:: Work task ::
Could you return each line of the material that has "ICMS" in it?

____________

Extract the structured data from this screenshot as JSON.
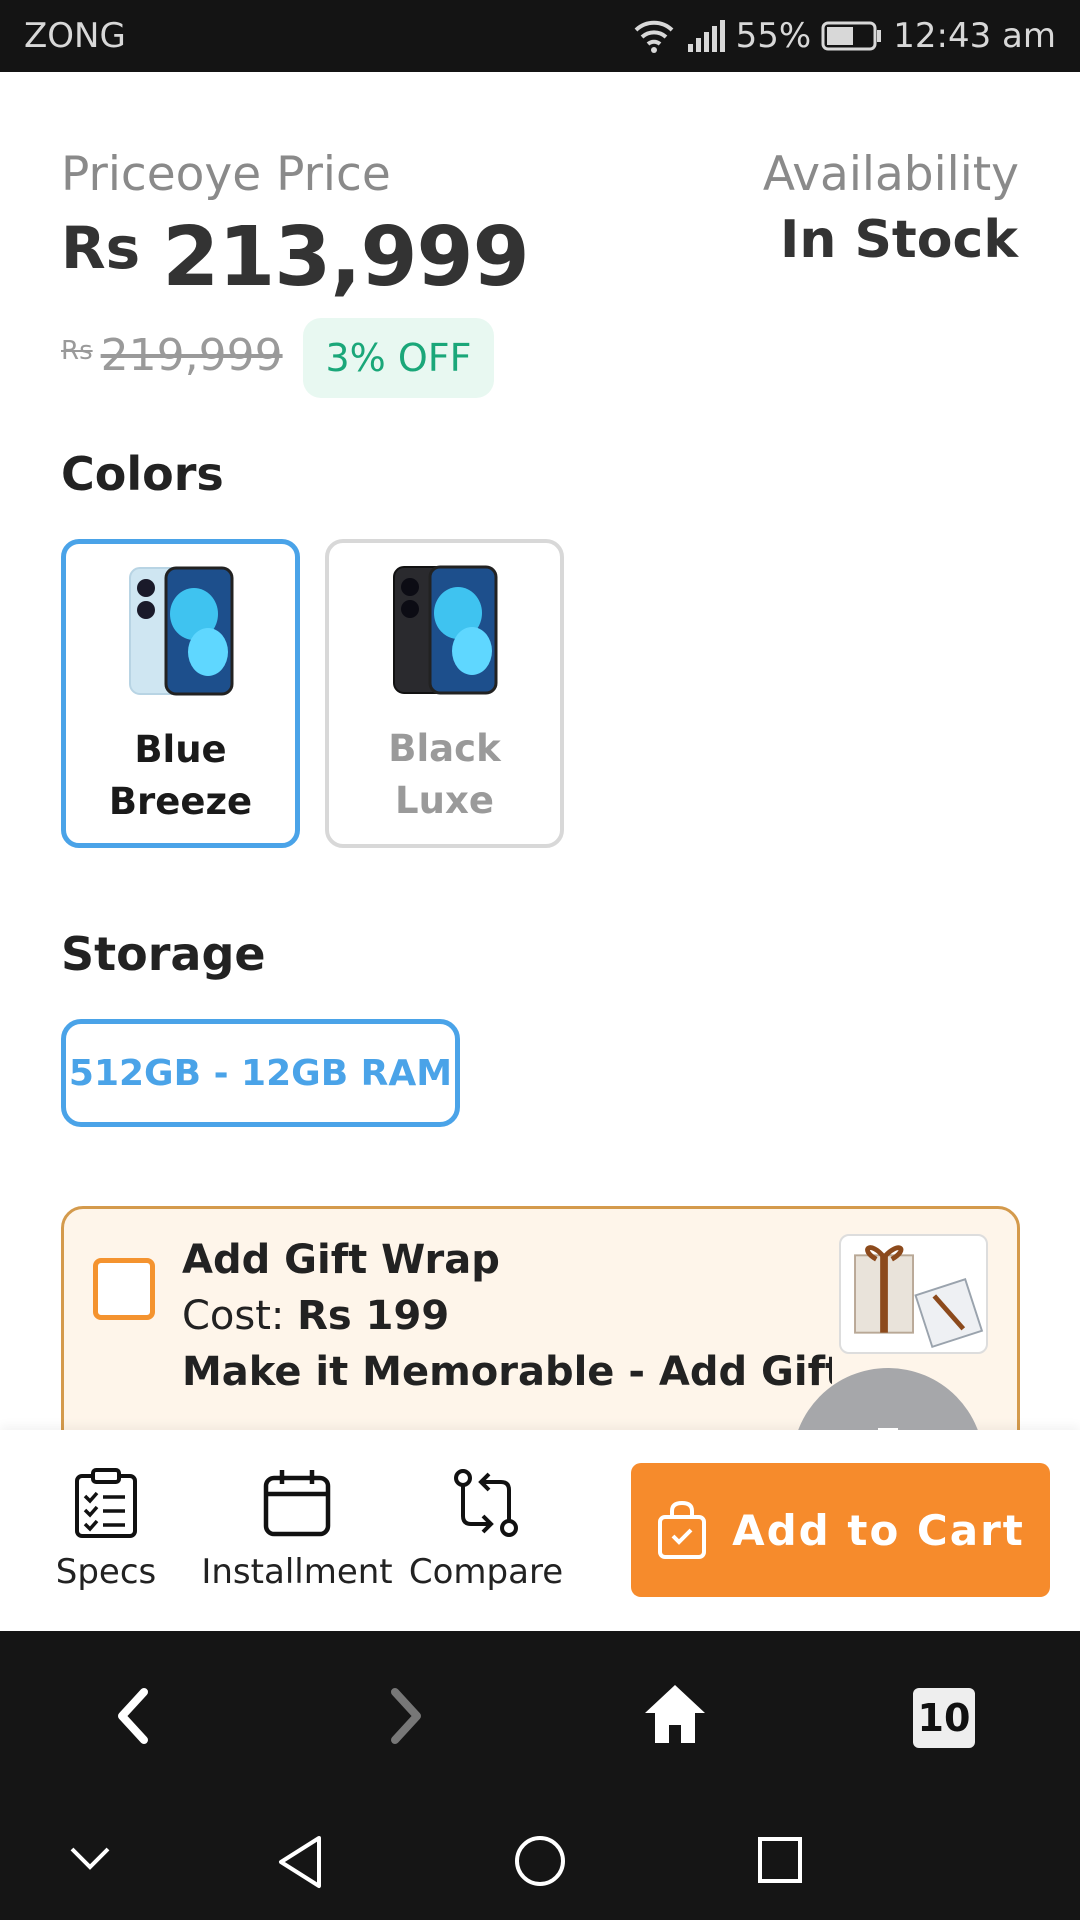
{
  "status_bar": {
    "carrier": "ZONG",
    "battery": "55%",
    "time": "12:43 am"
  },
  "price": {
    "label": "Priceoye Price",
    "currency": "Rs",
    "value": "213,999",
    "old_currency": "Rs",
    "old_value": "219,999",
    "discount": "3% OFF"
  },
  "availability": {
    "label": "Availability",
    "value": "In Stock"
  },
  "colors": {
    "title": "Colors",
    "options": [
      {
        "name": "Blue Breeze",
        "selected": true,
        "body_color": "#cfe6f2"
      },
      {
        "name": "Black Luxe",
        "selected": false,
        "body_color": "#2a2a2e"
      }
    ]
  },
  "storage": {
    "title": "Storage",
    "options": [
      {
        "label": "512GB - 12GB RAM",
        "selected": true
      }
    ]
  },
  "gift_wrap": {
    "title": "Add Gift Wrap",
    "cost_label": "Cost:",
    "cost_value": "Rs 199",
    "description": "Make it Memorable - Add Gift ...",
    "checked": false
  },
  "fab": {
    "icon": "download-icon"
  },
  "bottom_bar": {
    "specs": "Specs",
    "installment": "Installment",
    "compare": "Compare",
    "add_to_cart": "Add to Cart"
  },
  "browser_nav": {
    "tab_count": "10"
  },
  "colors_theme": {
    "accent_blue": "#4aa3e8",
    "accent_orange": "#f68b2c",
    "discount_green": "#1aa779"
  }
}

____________

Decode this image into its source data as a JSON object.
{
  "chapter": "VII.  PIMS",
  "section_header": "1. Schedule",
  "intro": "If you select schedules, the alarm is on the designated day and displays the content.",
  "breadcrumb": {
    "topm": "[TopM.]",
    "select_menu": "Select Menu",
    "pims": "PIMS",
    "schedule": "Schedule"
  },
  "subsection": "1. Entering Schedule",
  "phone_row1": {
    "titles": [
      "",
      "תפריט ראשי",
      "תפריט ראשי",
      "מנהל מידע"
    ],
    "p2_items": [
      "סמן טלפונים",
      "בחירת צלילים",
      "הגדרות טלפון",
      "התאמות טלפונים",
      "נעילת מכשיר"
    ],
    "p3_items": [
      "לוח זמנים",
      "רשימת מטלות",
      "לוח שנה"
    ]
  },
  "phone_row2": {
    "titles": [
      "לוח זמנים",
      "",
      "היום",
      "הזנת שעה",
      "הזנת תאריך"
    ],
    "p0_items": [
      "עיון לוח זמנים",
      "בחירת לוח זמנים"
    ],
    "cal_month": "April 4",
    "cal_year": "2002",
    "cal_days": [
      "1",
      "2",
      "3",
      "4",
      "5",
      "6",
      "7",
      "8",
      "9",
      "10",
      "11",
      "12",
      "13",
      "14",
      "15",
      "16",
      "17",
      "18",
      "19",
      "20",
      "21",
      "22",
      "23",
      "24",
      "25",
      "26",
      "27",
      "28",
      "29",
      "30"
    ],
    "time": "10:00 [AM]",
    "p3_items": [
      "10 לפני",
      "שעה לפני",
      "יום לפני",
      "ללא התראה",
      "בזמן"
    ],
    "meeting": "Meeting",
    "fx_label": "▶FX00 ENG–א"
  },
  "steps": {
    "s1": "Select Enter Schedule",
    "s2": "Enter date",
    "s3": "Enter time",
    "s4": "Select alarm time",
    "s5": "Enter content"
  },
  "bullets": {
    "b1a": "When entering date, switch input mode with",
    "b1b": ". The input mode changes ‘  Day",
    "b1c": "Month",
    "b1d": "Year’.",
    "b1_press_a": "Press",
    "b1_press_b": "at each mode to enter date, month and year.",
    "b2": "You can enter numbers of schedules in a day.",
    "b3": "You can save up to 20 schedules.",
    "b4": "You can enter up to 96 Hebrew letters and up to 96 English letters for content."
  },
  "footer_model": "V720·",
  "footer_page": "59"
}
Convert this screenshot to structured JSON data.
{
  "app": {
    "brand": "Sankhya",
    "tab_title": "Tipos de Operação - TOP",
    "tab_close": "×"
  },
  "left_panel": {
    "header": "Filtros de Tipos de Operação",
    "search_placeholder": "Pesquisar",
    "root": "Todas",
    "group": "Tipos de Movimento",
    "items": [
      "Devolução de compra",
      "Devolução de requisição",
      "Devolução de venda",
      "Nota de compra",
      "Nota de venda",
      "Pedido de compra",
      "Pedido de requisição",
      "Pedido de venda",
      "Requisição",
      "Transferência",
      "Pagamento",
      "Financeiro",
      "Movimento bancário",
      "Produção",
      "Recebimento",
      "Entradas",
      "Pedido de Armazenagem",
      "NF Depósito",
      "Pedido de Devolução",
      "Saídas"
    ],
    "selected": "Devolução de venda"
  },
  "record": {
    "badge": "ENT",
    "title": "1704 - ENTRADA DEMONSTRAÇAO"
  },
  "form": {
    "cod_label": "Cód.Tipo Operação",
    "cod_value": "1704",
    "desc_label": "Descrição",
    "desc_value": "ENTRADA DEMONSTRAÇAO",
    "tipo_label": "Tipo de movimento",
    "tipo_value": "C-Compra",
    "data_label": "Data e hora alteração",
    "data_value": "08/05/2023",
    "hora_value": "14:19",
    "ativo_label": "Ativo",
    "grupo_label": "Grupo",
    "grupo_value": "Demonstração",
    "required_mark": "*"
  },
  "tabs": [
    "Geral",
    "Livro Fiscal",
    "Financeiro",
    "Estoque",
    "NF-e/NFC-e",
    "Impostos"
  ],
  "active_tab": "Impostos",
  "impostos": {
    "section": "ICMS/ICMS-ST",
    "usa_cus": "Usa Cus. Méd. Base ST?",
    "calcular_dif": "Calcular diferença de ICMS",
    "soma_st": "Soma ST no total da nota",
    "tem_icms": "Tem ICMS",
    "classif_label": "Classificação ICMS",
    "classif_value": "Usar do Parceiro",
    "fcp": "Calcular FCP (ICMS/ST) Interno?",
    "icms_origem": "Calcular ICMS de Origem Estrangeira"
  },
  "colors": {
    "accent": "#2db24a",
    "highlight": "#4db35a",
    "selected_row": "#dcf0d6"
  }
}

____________

:: Exercise answer ::
    "section": "ICMS/ICMS-ST",
    "calcular_dif": "Calcular diferença de ICMS",
    "tem_icms": "Tem ICMS",
    "classif_label": "Classificação ICMS",
    "fcp": "Calcular FCP (ICMS/ST) Interno?",
    "icms_origem": "Calcular ICMS de Origem Estrangeira"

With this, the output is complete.